> _What you have to do_
Whatever lines the data contains, output all of them unchanged.

> _Information_
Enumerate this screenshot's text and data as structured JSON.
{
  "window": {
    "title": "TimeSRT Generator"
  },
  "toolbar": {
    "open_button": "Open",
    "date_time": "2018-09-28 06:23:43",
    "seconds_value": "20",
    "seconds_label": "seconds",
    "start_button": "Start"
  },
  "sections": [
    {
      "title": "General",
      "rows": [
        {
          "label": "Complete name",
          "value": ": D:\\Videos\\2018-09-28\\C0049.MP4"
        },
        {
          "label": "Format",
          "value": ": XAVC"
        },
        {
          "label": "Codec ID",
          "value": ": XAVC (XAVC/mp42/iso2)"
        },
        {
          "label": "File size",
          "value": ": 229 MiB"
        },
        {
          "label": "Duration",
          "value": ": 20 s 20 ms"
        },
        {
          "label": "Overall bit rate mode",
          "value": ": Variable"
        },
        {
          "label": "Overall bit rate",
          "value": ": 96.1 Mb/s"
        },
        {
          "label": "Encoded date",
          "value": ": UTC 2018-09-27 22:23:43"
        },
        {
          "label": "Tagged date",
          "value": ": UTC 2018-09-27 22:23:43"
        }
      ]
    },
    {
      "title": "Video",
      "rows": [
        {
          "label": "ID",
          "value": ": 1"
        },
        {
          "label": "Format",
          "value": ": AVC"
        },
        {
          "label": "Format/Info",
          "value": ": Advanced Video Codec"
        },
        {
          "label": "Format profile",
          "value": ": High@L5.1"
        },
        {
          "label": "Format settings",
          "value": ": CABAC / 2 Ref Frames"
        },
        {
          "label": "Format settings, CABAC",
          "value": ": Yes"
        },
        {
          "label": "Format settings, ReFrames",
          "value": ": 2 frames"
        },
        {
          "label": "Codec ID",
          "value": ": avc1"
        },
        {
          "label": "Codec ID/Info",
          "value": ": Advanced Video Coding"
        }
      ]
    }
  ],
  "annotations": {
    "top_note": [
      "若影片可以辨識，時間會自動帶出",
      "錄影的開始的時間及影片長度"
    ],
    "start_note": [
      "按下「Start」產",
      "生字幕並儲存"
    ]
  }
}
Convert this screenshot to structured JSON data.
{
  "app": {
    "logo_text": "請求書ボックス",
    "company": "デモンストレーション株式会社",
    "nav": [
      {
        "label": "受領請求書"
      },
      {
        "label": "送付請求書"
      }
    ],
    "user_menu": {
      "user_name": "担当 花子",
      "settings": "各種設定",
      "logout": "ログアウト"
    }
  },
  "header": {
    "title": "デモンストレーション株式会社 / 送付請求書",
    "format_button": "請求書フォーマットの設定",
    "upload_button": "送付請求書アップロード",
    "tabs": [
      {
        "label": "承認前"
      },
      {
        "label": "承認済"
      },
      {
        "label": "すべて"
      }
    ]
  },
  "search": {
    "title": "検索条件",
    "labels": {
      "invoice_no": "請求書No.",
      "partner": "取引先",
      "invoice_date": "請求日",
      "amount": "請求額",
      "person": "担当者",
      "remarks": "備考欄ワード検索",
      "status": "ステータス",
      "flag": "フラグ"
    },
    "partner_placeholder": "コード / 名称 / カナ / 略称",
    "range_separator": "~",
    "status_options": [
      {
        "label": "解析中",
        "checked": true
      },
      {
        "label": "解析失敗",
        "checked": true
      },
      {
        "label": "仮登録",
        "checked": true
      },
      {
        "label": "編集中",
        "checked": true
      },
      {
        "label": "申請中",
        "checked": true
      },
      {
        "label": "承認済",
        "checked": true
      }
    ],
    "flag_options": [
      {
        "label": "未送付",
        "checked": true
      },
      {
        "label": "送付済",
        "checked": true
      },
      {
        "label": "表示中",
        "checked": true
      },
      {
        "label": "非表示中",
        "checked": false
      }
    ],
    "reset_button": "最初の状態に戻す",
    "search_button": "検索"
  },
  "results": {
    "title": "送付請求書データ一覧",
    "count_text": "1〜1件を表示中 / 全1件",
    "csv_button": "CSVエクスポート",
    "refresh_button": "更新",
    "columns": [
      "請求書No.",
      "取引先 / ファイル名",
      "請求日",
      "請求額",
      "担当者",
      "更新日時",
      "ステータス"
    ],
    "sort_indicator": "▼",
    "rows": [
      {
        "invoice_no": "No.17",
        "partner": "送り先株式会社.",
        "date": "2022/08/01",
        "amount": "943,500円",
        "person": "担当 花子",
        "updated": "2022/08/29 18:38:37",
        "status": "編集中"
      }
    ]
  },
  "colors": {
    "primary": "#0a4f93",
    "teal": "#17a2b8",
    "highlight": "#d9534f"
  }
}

> _Response to this exercise_
Enumerate this screenshot's text and data as structured JSON.
{
  "window": {
    "title": "TimeSRT Generator"
  },
  "toolbar": {
    "open_button": "Open",
    "date_time": "2018-09-28 06:23:43",
    "seconds_value": "20",
    "seconds_label": "seconds",
    "start_button": "Start"
  },
  "sections": [
    {
      "title": "General",
      "rows": [
        {
          "label": "Complete name",
          "value": ": D:\\Videos\\2018-09-28\\C0049.MP4"
        },
        {
          "label": "Format",
          "value": ": XAVC"
        },
        {
          "label": "Codec ID",
          "value": ": XAVC (XAVC/mp42/iso2)"
        },
        {
          "label": "File size",
          "value": ": 229 MiB"
        },
        {
          "label": "Duration",
          "value": ": 20 s 20 ms"
        },
        {
          "label": "Overall bit rate mode",
          "value": ": Variable"
        },
        {
          "label": "Overall bit rate",
          "value": ": 96.1 Mb/s"
        },
        {
          "label": "Encoded date",
          "value": ": UTC 2018-09-27 22:23:43"
        },
        {
          "label": "Tagged date",
          "value": ": UTC 2018-09-27 22:23:43"
        }
      ]
    },
    {
      "title": "Video",
      "rows": [
        {
          "label": "ID",
          "value": ": 1"
        },
        {
          "label": "Format",
          "value": ": AVC"
        },
        {
          "label": "Format/Info",
          "value": ": Advanced Video Codec"
        },
        {
          "label": "Format profile",
          "value": ": High@L5.1"
        },
        {
          "label": "Format settings",
          "value": ": CABAC / 2 Ref Frames"
        },
        {
          "label": "Format settings, CABAC",
          "value": ": Yes"
        },
        {
          "label": "Format settings, ReFrames",
          "value": ": 2 frames"
        },
        {
          "label": "Codec ID",
          "value": ": avc1"
        },
        {
          "label": "Codec ID/Info",
          "value": ": Advanced Video Coding"
        }
      ]
    }
  ],
  "annotations": {
    "top_note": [
      "若影片可以辨識，時間會自動帶出",
      "錄影的開始的時間及影片長度"
    ],
    "start_note": [
      "按下「Start」產",
      "生字幕並儲存"
    ]
  }
}
Convert this screenshot to structured JSON data.
{
  "app": {
    "logo_text": "請求書ボックス",
    "company": "デモンストレーション株式会社",
    "nav": [
      {
        "label": "受領請求書"
      },
      {
        "label": "送付請求書"
      }
    ],
    "user_menu": {
      "user_name": "担当 花子",
      "settings": "各種設定",
      "logout": "ログアウト"
    }
  },
  "header": {
    "title": "デモンストレーション株式会社 / 送付請求書",
    "format_button": "請求書フォーマットの設定",
    "upload_button": "送付請求書アップロード",
    "tabs": [
      {
        "label": "承認前"
      },
      {
        "label": "承認済"
      },
      {
        "label": "すべて"
      }
    ]
  },
  "search": {
    "title": "検索条件",
    "labels": {
      "invoice_no": "請求書No.",
      "partner": "取引先",
      "invoice_date": "請求日",
      "amount": "請求額",
      "person": "担当者",
      "remarks": "備考欄ワード検索",
      "status": "ステータス",
      "flag": "フラグ"
    },
    "partner_placeholder": "コード / 名称 / カナ / 略称",
    "range_separator": "~",
    "status_options": [
      {
        "label": "解析中",
        "checked": true
      },
      {
        "label": "解析失敗",
        "checked": true
      },
      {
        "label": "仮登録",
        "checked": true
      },
      {
        "label": "編集中",
        "checked": true
      },
      {
        "label": "申請中",
        "checked": true
      },
      {
        "label": "承認済",
        "checked": true
      }
    ],
    "flag_options": [
      {
        "label": "未送付",
        "checked": true
      },
      {
        "label": "送付済",
        "checked": true
      },
      {
        "label": "表示中",
        "checked": true
      },
      {
        "label": "非表示中",
        "checked": false
      }
    ],
    "reset_button": "最初の状態に戻す",
    "search_button": "検索"
  },
  "results": {
    "title": "送付請求書データ一覧",
    "count_text": "1〜1件を表示中 / 全1件",
    "csv_button": "CSVエクスポート",
    "refresh_button": "更新",
    "columns": [
      "請求書No.",
      "取引先 / ファイル名",
      "請求日",
      "請求額",
      "担当者",
      "更新日時",
      "ステータス"
    ],
    "sort_indicator": "▼",
    "rows": [
      {
        "invoice_no": "No.17",
        "partner": "送り先株式会社.",
        "date": "2022/08/01",
        "amount": "943,500円",
        "person": "担当 花子",
        "updated": "2022/08/29 18:38:37",
        "status": "編集中"
      }
    ]
  },
  "colors": {
    "primary": "#0a4f93",
    "teal": "#17a2b8",
    "highlight": "#d9534f"
  }
}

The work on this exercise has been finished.